Check each line of the records below for the word "TypingPanda" and give the number of lines that have it, with nothing added.

**Source material**
+ + +

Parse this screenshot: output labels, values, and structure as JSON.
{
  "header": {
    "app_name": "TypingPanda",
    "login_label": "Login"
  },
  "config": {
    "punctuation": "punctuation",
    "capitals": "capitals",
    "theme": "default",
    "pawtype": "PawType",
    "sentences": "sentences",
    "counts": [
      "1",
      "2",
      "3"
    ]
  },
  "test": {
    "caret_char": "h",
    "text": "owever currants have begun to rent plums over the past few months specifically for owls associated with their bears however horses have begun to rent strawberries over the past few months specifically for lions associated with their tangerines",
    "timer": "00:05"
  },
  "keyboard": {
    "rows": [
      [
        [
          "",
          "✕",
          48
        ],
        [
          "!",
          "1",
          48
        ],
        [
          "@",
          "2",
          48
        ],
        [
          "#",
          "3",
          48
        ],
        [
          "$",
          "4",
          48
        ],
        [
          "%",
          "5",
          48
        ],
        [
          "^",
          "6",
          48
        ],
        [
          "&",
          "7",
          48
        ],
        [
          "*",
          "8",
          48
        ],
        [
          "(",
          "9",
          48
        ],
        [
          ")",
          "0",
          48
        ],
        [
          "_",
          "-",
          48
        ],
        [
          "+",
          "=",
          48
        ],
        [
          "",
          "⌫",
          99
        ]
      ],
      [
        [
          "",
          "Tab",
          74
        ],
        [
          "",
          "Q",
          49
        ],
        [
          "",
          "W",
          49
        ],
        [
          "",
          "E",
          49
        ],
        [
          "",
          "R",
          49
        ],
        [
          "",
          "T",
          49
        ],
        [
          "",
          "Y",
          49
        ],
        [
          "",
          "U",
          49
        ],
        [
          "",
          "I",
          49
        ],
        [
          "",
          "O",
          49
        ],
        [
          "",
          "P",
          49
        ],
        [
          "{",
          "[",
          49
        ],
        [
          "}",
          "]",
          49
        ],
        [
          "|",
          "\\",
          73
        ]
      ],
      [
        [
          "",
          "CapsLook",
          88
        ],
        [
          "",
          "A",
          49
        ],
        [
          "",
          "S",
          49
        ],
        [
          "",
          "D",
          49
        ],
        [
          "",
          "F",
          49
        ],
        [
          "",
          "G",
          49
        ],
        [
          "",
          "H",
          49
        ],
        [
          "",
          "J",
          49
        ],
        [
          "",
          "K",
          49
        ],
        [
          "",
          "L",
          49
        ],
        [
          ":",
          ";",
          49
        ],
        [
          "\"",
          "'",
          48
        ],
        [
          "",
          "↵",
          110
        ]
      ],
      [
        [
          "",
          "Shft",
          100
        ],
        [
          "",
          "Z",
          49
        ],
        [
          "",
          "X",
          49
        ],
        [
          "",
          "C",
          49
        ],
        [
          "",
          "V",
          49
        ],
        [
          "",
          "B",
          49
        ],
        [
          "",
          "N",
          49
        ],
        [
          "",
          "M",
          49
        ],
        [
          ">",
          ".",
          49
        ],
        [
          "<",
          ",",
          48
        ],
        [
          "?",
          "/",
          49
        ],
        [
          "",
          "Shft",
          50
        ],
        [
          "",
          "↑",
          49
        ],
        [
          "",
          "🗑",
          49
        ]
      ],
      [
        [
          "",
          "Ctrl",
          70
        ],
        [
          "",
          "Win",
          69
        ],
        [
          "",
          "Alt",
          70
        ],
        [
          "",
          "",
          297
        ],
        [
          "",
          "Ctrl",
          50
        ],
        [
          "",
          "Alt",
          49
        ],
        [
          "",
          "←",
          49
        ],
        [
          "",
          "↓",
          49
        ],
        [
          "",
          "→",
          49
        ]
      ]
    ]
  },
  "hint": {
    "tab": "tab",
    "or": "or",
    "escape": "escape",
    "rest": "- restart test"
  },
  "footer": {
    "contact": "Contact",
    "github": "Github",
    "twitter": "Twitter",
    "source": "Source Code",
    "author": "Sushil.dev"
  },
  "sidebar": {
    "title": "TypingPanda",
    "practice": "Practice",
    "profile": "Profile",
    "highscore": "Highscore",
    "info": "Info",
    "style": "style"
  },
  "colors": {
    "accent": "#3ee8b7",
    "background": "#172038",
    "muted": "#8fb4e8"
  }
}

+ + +

**Result of the exercise**
2